Given data ->
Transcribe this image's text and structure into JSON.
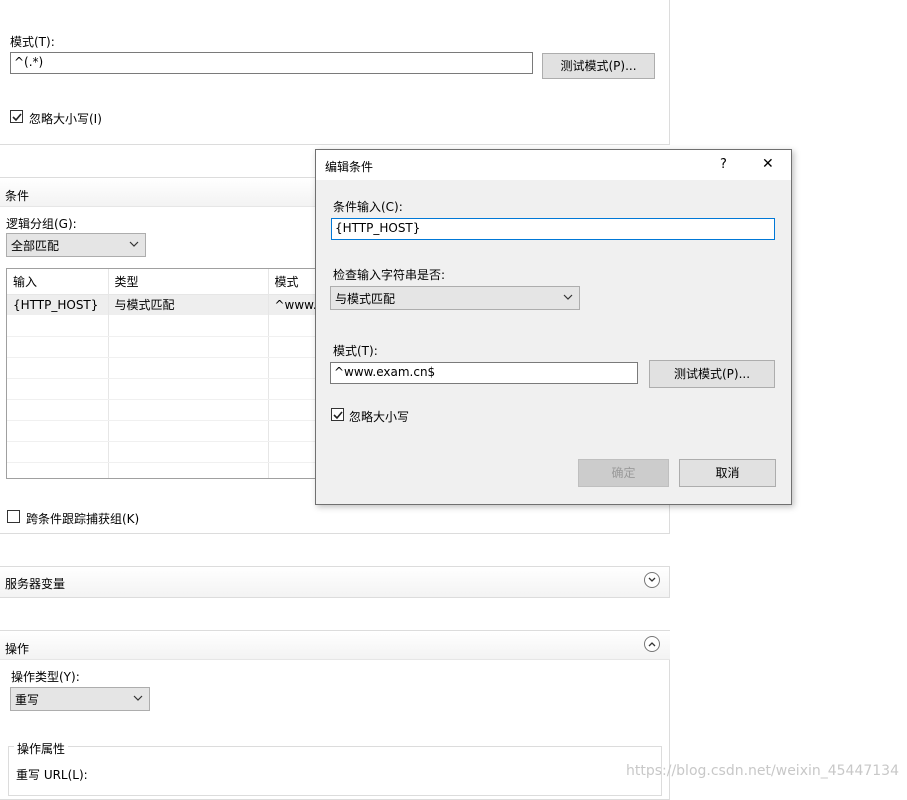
{
  "top_section": {
    "pattern_label": "模式(T):",
    "pattern_value": "^(.*)",
    "test_button": "测试模式(P)...",
    "ignore_case_label": "忽略大小写(I)",
    "ignore_case_checked": true
  },
  "conditions": {
    "header": "条件",
    "logic_group_label": "逻辑分组(G):",
    "logic_group_value": "全部匹配",
    "columns": [
      "输入",
      "类型",
      "模式"
    ],
    "rows": [
      [
        "{HTTP_HOST}",
        "与模式匹配",
        "^www.e"
      ]
    ],
    "track_label": "跨条件跟踪捕获组(K)",
    "track_checked": false
  },
  "server_variables": {
    "header": "服务器变量"
  },
  "action": {
    "header": "操作",
    "type_label": "操作类型(Y):",
    "type_value": "重写",
    "properties_label": "操作属性",
    "rewrite_url_label": "重写 URL(L):"
  },
  "dialog": {
    "title": "编辑条件",
    "help": "?",
    "close": "✕",
    "input_label": "条件输入(C):",
    "input_value": "{HTTP_HOST}",
    "check_label": "检查输入字符串是否:",
    "check_value": "与模式匹配",
    "pattern_label": "模式(T):",
    "pattern_value": "^www.exam.cn$",
    "test_button": "测试模式(P)...",
    "ignore_case_label": "忽略大小写",
    "ignore_case_checked": true,
    "ok_button": "确定",
    "cancel_button": "取消"
  },
  "watermark": "https://blog.csdn.net/weixin_45447134"
}
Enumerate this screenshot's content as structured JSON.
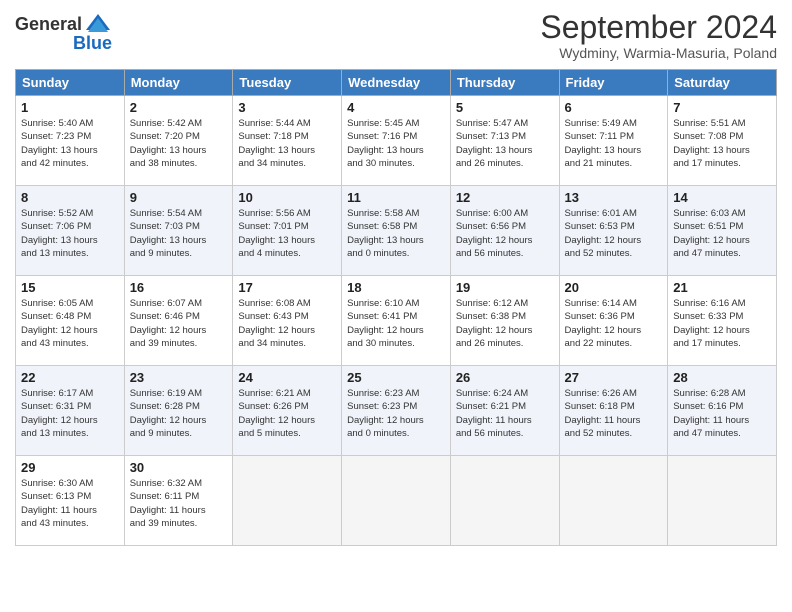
{
  "header": {
    "logo_general": "General",
    "logo_blue": "Blue",
    "month_title": "September 2024",
    "location": "Wydminy, Warmia-Masuria, Poland"
  },
  "days_of_week": [
    "Sunday",
    "Monday",
    "Tuesday",
    "Wednesday",
    "Thursday",
    "Friday",
    "Saturday"
  ],
  "weeks": [
    {
      "alt": false,
      "days": [
        {
          "num": "",
          "detail": ""
        },
        {
          "num": "2",
          "detail": "Sunrise: 5:42 AM\nSunset: 7:20 PM\nDaylight: 13 hours\nand 38 minutes."
        },
        {
          "num": "3",
          "detail": "Sunrise: 5:44 AM\nSunset: 7:18 PM\nDaylight: 13 hours\nand 34 minutes."
        },
        {
          "num": "4",
          "detail": "Sunrise: 5:45 AM\nSunset: 7:16 PM\nDaylight: 13 hours\nand 30 minutes."
        },
        {
          "num": "5",
          "detail": "Sunrise: 5:47 AM\nSunset: 7:13 PM\nDaylight: 13 hours\nand 26 minutes."
        },
        {
          "num": "6",
          "detail": "Sunrise: 5:49 AM\nSunset: 7:11 PM\nDaylight: 13 hours\nand 21 minutes."
        },
        {
          "num": "7",
          "detail": "Sunrise: 5:51 AM\nSunset: 7:08 PM\nDaylight: 13 hours\nand 17 minutes."
        }
      ],
      "first": {
        "num": "1",
        "detail": "Sunrise: 5:40 AM\nSunset: 7:23 PM\nDaylight: 13 hours\nand 42 minutes."
      }
    },
    {
      "alt": true,
      "days": [
        {
          "num": "8",
          "detail": "Sunrise: 5:52 AM\nSunset: 7:06 PM\nDaylight: 13 hours\nand 13 minutes."
        },
        {
          "num": "9",
          "detail": "Sunrise: 5:54 AM\nSunset: 7:03 PM\nDaylight: 13 hours\nand 9 minutes."
        },
        {
          "num": "10",
          "detail": "Sunrise: 5:56 AM\nSunset: 7:01 PM\nDaylight: 13 hours\nand 4 minutes."
        },
        {
          "num": "11",
          "detail": "Sunrise: 5:58 AM\nSunset: 6:58 PM\nDaylight: 13 hours\nand 0 minutes."
        },
        {
          "num": "12",
          "detail": "Sunrise: 6:00 AM\nSunset: 6:56 PM\nDaylight: 12 hours\nand 56 minutes."
        },
        {
          "num": "13",
          "detail": "Sunrise: 6:01 AM\nSunset: 6:53 PM\nDaylight: 12 hours\nand 52 minutes."
        },
        {
          "num": "14",
          "detail": "Sunrise: 6:03 AM\nSunset: 6:51 PM\nDaylight: 12 hours\nand 47 minutes."
        }
      ]
    },
    {
      "alt": false,
      "days": [
        {
          "num": "15",
          "detail": "Sunrise: 6:05 AM\nSunset: 6:48 PM\nDaylight: 12 hours\nand 43 minutes."
        },
        {
          "num": "16",
          "detail": "Sunrise: 6:07 AM\nSunset: 6:46 PM\nDaylight: 12 hours\nand 39 minutes."
        },
        {
          "num": "17",
          "detail": "Sunrise: 6:08 AM\nSunset: 6:43 PM\nDaylight: 12 hours\nand 34 minutes."
        },
        {
          "num": "18",
          "detail": "Sunrise: 6:10 AM\nSunset: 6:41 PM\nDaylight: 12 hours\nand 30 minutes."
        },
        {
          "num": "19",
          "detail": "Sunrise: 6:12 AM\nSunset: 6:38 PM\nDaylight: 12 hours\nand 26 minutes."
        },
        {
          "num": "20",
          "detail": "Sunrise: 6:14 AM\nSunset: 6:36 PM\nDaylight: 12 hours\nand 22 minutes."
        },
        {
          "num": "21",
          "detail": "Sunrise: 6:16 AM\nSunset: 6:33 PM\nDaylight: 12 hours\nand 17 minutes."
        }
      ]
    },
    {
      "alt": true,
      "days": [
        {
          "num": "22",
          "detail": "Sunrise: 6:17 AM\nSunset: 6:31 PM\nDaylight: 12 hours\nand 13 minutes."
        },
        {
          "num": "23",
          "detail": "Sunrise: 6:19 AM\nSunset: 6:28 PM\nDaylight: 12 hours\nand 9 minutes."
        },
        {
          "num": "24",
          "detail": "Sunrise: 6:21 AM\nSunset: 6:26 PM\nDaylight: 12 hours\nand 5 minutes."
        },
        {
          "num": "25",
          "detail": "Sunrise: 6:23 AM\nSunset: 6:23 PM\nDaylight: 12 hours\nand 0 minutes."
        },
        {
          "num": "26",
          "detail": "Sunrise: 6:24 AM\nSunset: 6:21 PM\nDaylight: 11 hours\nand 56 minutes."
        },
        {
          "num": "27",
          "detail": "Sunrise: 6:26 AM\nSunset: 6:18 PM\nDaylight: 11 hours\nand 52 minutes."
        },
        {
          "num": "28",
          "detail": "Sunrise: 6:28 AM\nSunset: 6:16 PM\nDaylight: 11 hours\nand 47 minutes."
        }
      ]
    },
    {
      "alt": false,
      "days": [
        {
          "num": "29",
          "detail": "Sunrise: 6:30 AM\nSunset: 6:13 PM\nDaylight: 11 hours\nand 43 minutes."
        },
        {
          "num": "30",
          "detail": "Sunrise: 6:32 AM\nSunset: 6:11 PM\nDaylight: 11 hours\nand 39 minutes."
        },
        {
          "num": "",
          "detail": ""
        },
        {
          "num": "",
          "detail": ""
        },
        {
          "num": "",
          "detail": ""
        },
        {
          "num": "",
          "detail": ""
        },
        {
          "num": "",
          "detail": ""
        }
      ]
    }
  ]
}
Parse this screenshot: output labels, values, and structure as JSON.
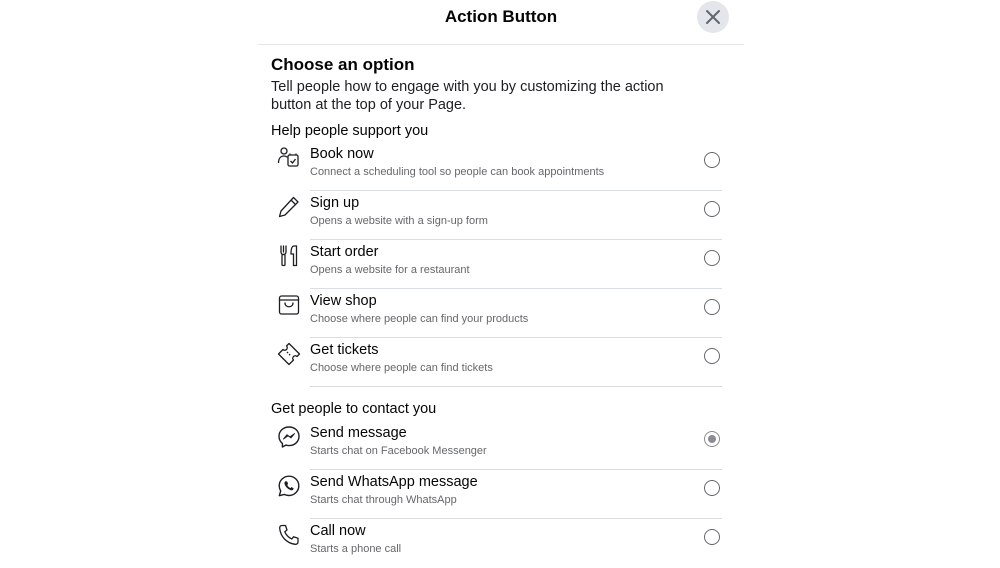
{
  "dialog": {
    "title": "Action Button",
    "close_icon": "close-icon"
  },
  "intro": {
    "title": "Choose an option",
    "description": "Tell people how to engage with you by customizing the action button at the top of your Page."
  },
  "sections": [
    {
      "title": "Help people support you",
      "options": [
        {
          "label": "Book now",
          "description": "Connect a scheduling tool so people can book appointments",
          "icon": "calendar-person-icon",
          "selected": false
        },
        {
          "label": "Sign up",
          "description": "Opens a website with a sign-up form",
          "icon": "pencil-icon",
          "selected": false
        },
        {
          "label": "Start order",
          "description": "Opens a website for a restaurant",
          "icon": "fork-knife-icon",
          "selected": false
        },
        {
          "label": "View shop",
          "description": "Choose where people can find your products",
          "icon": "shopping-bag-icon",
          "selected": false
        },
        {
          "label": "Get tickets",
          "description": "Choose where people can find tickets",
          "icon": "ticket-icon",
          "selected": false
        }
      ]
    },
    {
      "title": "Get people to contact you",
      "options": [
        {
          "label": "Send message",
          "description": "Starts chat on Facebook Messenger",
          "icon": "messenger-icon",
          "selected": true
        },
        {
          "label": "Send WhatsApp message",
          "description": "Starts chat through WhatsApp",
          "icon": "whatsapp-icon",
          "selected": false
        },
        {
          "label": "Call now",
          "description": "Starts a phone call",
          "icon": "phone-icon",
          "selected": false
        }
      ]
    }
  ],
  "colors": {
    "text_primary": "#050505",
    "text_secondary": "#65676b",
    "divider": "#dadde1",
    "close_bg": "#e4e6eb",
    "radio_selected": "#8a8d91"
  }
}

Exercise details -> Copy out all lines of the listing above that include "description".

Written answer ->
    "description": "Tell people how to engage with you by customizing the action button at the top of your Page."
          "description": "Connect a scheduling tool so people can book appointments",
          "description": "Opens a website with a sign-up form",
          "description": "Opens a website for a restaurant",
          "description": "Choose where people can find your products",
          "description": "Choose where people can find tickets",
          "description": "Starts chat on Facebook Messenger",
          "description": "Starts chat through WhatsApp",
          "description": "Starts a phone call",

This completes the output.